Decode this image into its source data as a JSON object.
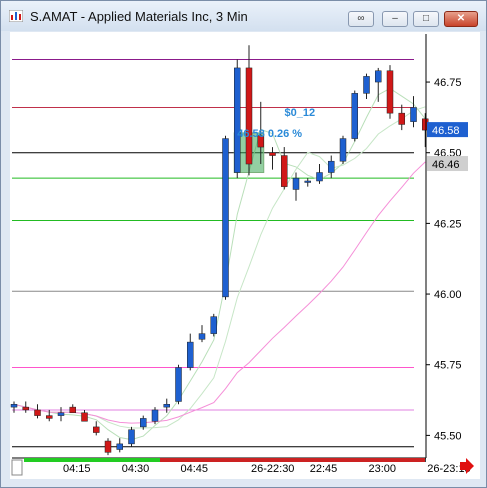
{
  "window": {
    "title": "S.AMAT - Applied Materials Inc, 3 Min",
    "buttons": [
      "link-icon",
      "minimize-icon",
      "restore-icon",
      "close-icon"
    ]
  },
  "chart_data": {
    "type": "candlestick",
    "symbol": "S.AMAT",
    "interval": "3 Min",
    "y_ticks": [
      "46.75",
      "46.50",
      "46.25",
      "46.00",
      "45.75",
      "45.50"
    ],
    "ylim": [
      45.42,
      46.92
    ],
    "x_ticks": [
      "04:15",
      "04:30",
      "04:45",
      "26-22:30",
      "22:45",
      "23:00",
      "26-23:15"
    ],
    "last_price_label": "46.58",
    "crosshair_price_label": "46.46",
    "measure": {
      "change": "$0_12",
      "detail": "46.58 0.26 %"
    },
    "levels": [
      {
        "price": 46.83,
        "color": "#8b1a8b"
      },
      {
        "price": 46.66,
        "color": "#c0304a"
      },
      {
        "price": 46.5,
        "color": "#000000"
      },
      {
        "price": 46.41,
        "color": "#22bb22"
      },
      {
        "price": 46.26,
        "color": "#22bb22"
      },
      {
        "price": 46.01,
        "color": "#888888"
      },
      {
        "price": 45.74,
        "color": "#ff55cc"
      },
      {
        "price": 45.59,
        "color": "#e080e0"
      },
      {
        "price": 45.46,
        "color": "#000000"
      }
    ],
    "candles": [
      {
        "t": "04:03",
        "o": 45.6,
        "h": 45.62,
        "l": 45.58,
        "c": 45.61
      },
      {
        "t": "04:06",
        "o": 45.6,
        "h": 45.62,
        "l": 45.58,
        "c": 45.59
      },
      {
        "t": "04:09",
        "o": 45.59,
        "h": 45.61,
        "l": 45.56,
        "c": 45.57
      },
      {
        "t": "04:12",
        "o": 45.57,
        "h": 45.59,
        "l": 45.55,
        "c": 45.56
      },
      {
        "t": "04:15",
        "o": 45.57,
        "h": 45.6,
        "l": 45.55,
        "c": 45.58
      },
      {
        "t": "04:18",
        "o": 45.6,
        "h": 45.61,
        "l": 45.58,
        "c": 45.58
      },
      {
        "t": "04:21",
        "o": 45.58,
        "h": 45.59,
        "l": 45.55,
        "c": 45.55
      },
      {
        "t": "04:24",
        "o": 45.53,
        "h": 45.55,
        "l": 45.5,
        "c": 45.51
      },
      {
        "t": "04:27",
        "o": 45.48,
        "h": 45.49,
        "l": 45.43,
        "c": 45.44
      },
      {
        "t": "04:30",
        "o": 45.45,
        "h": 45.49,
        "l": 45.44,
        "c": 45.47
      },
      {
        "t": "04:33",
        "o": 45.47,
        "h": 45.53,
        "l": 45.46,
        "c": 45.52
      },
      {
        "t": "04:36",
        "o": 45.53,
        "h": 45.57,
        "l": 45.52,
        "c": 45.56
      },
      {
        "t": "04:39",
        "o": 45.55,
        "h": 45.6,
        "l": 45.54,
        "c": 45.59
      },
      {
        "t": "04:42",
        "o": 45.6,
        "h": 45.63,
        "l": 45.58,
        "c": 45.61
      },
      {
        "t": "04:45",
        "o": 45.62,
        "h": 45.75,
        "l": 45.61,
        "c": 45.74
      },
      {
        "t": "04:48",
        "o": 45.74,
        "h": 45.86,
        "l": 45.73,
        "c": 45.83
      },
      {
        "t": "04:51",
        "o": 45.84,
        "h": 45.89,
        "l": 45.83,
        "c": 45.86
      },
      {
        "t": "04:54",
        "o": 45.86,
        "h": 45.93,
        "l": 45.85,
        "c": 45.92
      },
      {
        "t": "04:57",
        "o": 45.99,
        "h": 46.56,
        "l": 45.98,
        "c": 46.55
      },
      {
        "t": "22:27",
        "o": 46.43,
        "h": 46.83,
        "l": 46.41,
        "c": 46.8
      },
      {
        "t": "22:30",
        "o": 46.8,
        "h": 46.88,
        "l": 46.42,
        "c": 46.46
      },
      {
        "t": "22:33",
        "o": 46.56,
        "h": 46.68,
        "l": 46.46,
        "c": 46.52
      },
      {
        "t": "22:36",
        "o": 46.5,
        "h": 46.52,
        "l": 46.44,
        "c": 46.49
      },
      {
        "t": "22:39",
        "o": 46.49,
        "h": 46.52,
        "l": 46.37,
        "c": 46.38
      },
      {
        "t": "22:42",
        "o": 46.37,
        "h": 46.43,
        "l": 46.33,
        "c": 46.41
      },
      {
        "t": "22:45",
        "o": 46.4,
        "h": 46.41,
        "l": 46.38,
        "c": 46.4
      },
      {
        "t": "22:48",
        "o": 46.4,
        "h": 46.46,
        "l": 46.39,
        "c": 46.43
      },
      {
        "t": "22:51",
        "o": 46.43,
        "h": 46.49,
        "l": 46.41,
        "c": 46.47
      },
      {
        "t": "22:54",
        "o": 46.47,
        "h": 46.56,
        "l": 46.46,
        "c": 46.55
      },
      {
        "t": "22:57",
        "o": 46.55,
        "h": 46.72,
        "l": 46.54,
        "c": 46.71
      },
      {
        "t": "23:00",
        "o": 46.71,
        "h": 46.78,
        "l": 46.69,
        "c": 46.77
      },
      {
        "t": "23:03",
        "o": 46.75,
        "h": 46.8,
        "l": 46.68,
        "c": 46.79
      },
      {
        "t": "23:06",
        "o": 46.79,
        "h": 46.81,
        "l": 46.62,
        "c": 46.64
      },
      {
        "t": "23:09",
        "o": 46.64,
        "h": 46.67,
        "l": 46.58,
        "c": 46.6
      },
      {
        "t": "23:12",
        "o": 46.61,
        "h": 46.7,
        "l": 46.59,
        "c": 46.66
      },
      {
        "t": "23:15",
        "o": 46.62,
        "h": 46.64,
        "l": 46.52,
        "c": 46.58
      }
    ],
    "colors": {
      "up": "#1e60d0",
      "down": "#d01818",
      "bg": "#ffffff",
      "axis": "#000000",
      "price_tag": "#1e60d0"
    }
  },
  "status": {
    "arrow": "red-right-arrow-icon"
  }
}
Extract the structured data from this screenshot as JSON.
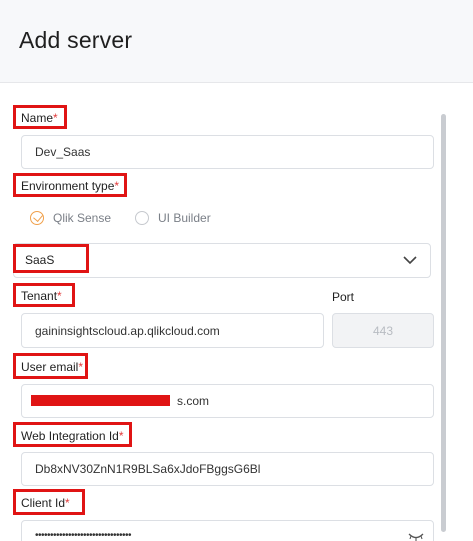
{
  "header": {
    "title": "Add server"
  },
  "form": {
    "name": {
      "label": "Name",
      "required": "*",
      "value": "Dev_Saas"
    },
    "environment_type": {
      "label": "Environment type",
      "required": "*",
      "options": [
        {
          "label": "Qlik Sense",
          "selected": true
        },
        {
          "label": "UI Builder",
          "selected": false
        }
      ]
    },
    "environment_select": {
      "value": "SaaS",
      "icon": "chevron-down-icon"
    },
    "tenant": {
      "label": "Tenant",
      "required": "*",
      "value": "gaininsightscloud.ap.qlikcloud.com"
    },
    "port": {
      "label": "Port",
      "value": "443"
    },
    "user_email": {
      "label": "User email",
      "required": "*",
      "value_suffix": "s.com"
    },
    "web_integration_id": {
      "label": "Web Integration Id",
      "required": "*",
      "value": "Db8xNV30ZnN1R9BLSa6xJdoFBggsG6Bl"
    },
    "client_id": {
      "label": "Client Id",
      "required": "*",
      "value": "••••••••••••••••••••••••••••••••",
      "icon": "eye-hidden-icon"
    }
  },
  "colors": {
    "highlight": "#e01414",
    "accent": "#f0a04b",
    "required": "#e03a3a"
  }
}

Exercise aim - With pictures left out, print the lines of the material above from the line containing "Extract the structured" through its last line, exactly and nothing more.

Solution for this exercise -
Extract the structured data from this screenshot as JSON.
{
  "header": {
    "title": "Add server"
  },
  "form": {
    "name": {
      "label": "Name",
      "required": "*",
      "value": "Dev_Saas"
    },
    "environment_type": {
      "label": "Environment type",
      "required": "*",
      "options": [
        {
          "label": "Qlik Sense",
          "selected": true
        },
        {
          "label": "UI Builder",
          "selected": false
        }
      ]
    },
    "environment_select": {
      "value": "SaaS",
      "icon": "chevron-down-icon"
    },
    "tenant": {
      "label": "Tenant",
      "required": "*",
      "value": "gaininsightscloud.ap.qlikcloud.com"
    },
    "port": {
      "label": "Port",
      "value": "443"
    },
    "user_email": {
      "label": "User email",
      "required": "*",
      "value_suffix": "s.com"
    },
    "web_integration_id": {
      "label": "Web Integration Id",
      "required": "*",
      "value": "Db8xNV30ZnN1R9BLSa6xJdoFBggsG6Bl"
    },
    "client_id": {
      "label": "Client Id",
      "required": "*",
      "value": "••••••••••••••••••••••••••••••••",
      "icon": "eye-hidden-icon"
    }
  },
  "colors": {
    "highlight": "#e01414",
    "accent": "#f0a04b",
    "required": "#e03a3a"
  }
}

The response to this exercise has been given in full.